Data records for software interfaces |
____
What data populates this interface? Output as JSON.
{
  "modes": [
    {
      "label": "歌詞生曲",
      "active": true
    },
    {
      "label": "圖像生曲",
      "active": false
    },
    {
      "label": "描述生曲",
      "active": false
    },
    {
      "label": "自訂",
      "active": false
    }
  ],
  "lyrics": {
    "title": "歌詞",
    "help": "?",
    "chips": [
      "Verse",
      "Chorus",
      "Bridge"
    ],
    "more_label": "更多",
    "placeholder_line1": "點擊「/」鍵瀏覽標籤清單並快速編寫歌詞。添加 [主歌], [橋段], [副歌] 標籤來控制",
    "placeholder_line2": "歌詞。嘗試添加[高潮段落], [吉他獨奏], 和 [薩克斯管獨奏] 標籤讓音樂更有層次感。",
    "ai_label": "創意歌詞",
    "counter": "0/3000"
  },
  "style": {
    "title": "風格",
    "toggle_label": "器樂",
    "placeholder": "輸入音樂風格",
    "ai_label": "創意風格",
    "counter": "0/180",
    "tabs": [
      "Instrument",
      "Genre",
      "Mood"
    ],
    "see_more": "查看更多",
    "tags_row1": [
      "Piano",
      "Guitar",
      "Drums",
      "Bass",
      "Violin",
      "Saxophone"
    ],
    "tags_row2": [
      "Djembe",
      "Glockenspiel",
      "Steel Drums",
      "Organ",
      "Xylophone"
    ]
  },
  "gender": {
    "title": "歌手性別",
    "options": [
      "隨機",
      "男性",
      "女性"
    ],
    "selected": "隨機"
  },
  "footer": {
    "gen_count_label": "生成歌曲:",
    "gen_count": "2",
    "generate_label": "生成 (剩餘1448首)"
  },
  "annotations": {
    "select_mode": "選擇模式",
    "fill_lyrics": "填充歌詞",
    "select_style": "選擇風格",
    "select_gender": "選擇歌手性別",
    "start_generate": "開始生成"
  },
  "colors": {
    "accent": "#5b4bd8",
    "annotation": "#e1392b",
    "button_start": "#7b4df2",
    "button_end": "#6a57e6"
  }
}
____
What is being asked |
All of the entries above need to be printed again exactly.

Reply |
What data populates this interface? Output as JSON.
{
  "modes": [
    {
      "label": "歌詞生曲",
      "active": true
    },
    {
      "label": "圖像生曲",
      "active": false
    },
    {
      "label": "描述生曲",
      "active": false
    },
    {
      "label": "自訂",
      "active": false
    }
  ],
  "lyrics": {
    "title": "歌詞",
    "help": "?",
    "chips": [
      "Verse",
      "Chorus",
      "Bridge"
    ],
    "more_label": "更多",
    "placeholder_line1": "點擊「/」鍵瀏覽標籤清單並快速編寫歌詞。添加 [主歌], [橋段], [副歌] 標籤來控制",
    "placeholder_line2": "歌詞。嘗試添加[高潮段落], [吉他獨奏], 和 [薩克斯管獨奏] 標籤讓音樂更有層次感。",
    "ai_label": "創意歌詞",
    "counter": "0/3000"
  },
  "style": {
    "title": "風格",
    "toggle_label": "器樂",
    "placeholder": "輸入音樂風格",
    "ai_label": "創意風格",
    "counter": "0/180",
    "tabs": [
      "Instrument",
      "Genre",
      "Mood"
    ],
    "see_more": "查看更多",
    "tags_row1": [
      "Piano",
      "Guitar",
      "Drums",
      "Bass",
      "Violin",
      "Saxophone"
    ],
    "tags_row2": [
      "Djembe",
      "Glockenspiel",
      "Steel Drums",
      "Organ",
      "Xylophone"
    ]
  },
  "gender": {
    "title": "歌手性別",
    "options": [
      "隨機",
      "男性",
      "女性"
    ],
    "selected": "隨機"
  },
  "footer": {
    "gen_count_label": "生成歌曲:",
    "gen_count": "2",
    "generate_label": "生成 (剩餘1448首)"
  },
  "annotations": {
    "select_mode": "選擇模式",
    "fill_lyrics": "填充歌詞",
    "select_style": "選擇風格",
    "select_gender": "選擇歌手性別",
    "start_generate": "開始生成"
  },
  "colors": {
    "accent": "#5b4bd8",
    "annotation": "#e1392b",
    "button_start": "#7b4df2",
    "button_end": "#6a57e6"
  }
}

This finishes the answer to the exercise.